Such procedures help policymakers confront tough tradeoffs and encourage them to make more welfare enhancing decisions. As experience in states like Washington and Minnesota has shown, cost-benefit and other impact assessment procedures also provide politicians with a degree of political cover when making criminal justice policies. The broad consideration of costs also acts as a proxy for values and voices that get little traction in state legislative halls, helping to make criminal justice policies more representative of the entire population they serve....
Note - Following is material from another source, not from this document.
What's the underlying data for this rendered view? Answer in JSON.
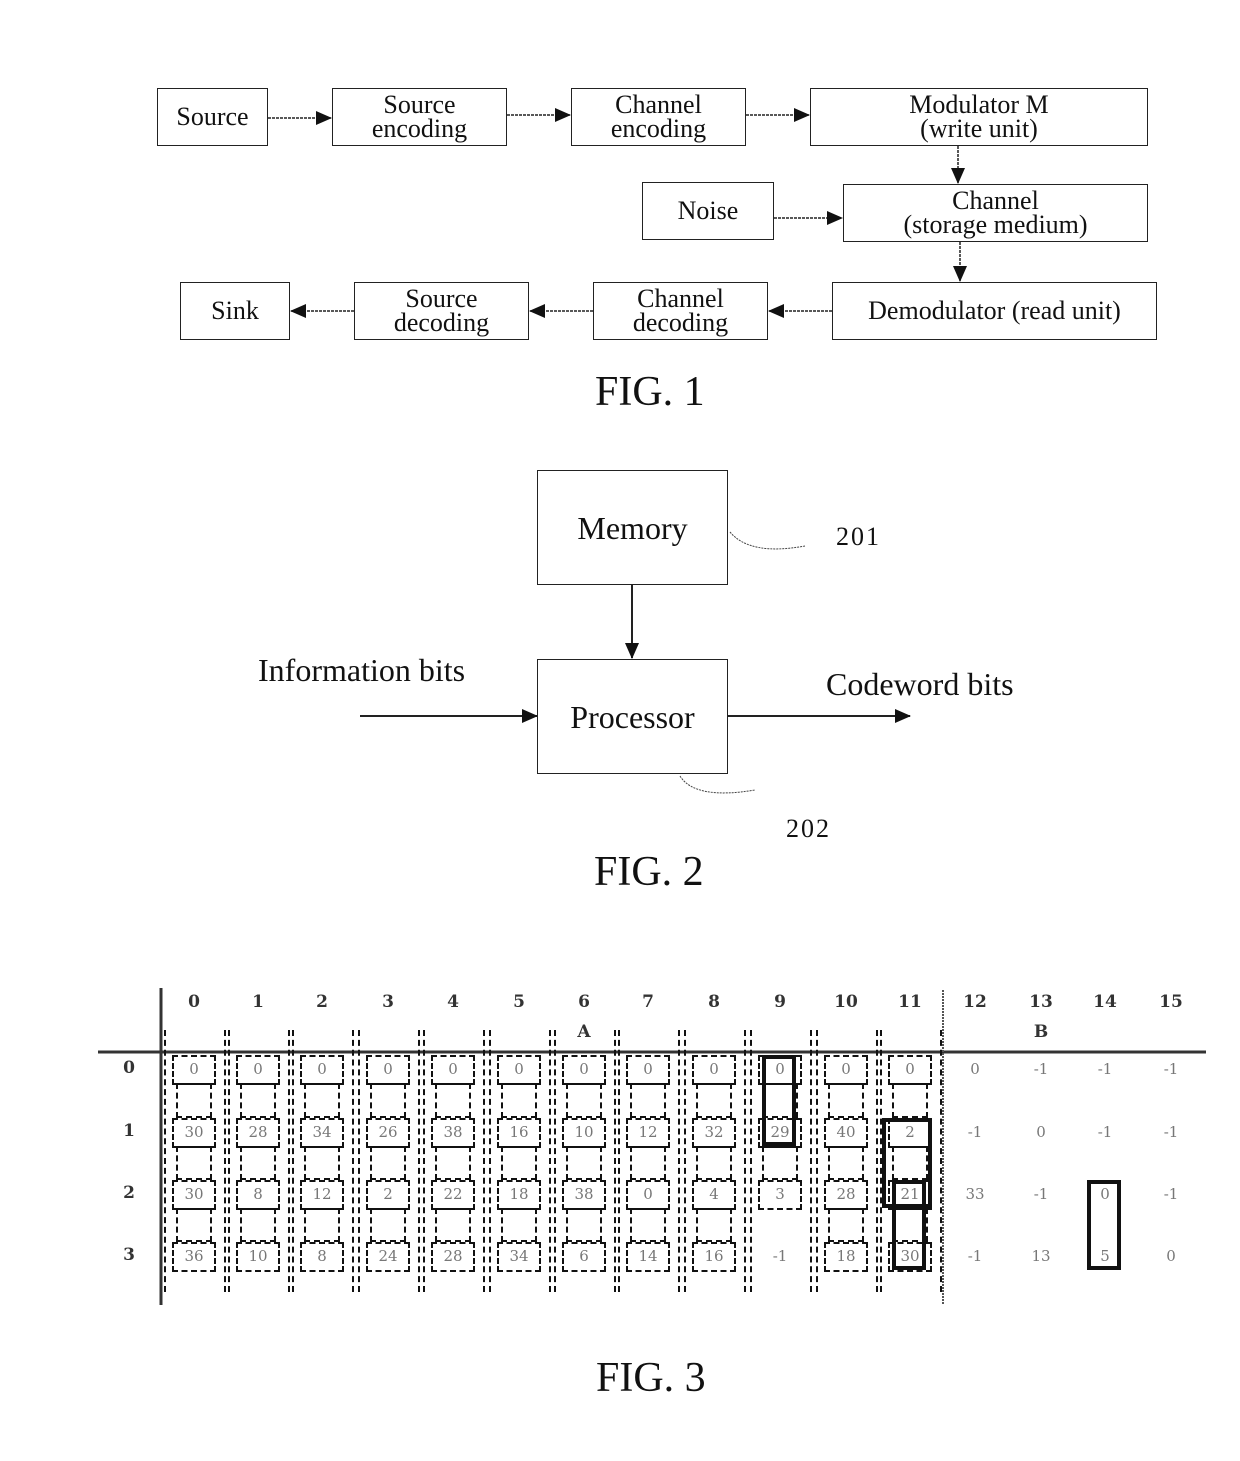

Capping (and trading?) prison beds. Related to pricing are caps, which can also bring incentives back in line. In a number of contexts, such as arrests, caps might not be appropriate. But in other contexts, like prison, they could make sense. Just as a capping scheme limits the amount of clean air a coal plant can use in generating profits, so too could it limit the number of prison beds that local prosecutors can use in generating personal, political, and social gains.
A trio of criminal justice professors, Cheryl Jonson, John Eck, and Francis Cullen, have proposed how it might work. States could set a cap on the number of people who could be sentenced to prison each year. They could then allocate prison beds to each county or locality based on some metric — population size, violent crime rates, or something else. Localities could use those beds however they pleased, but once they hit their cap, they would have to pay the state for further imprisonments. The cap could be hard-and-fast, or it could be coupled with a trading system under which counties that do not use all of their beds could sell them to other counties, sell them back to the state, or roll them over for later use. Either way, the system would enhance accountability for criminal justice dollars and encourage cautious use of prison in ways the “correctional free lunch” does not.
Now, these sketches are just that. As University of Pennsylvania Law School Professor Stephanos Bibas and I discuss in a forthcoming article, serious issues would exist with each of these and related strategies. Even so, in states and localities across the country, variations on these themes — like cost-benefit analysis of sanctions in Washington, California’s Public Safety Realignment, or sentencing cost disclosures in Missouri — are increasingly appearing as policymakers confront the enormous toll of the carceral state. In this era of unprecedented openness to criminal justice experimentation, the time is ripe to move beyond our old transactional, fragmented, business-as-usual approach to criminal justice, and to see it for what it largely is: a morally laden and complex regulatory system, subject to many of the same failures and limitations that afflict other areas of regulation. That means we must think hard not only about how to do justice, but also about how to structure justice to administer it in the most socially-regarding way possible.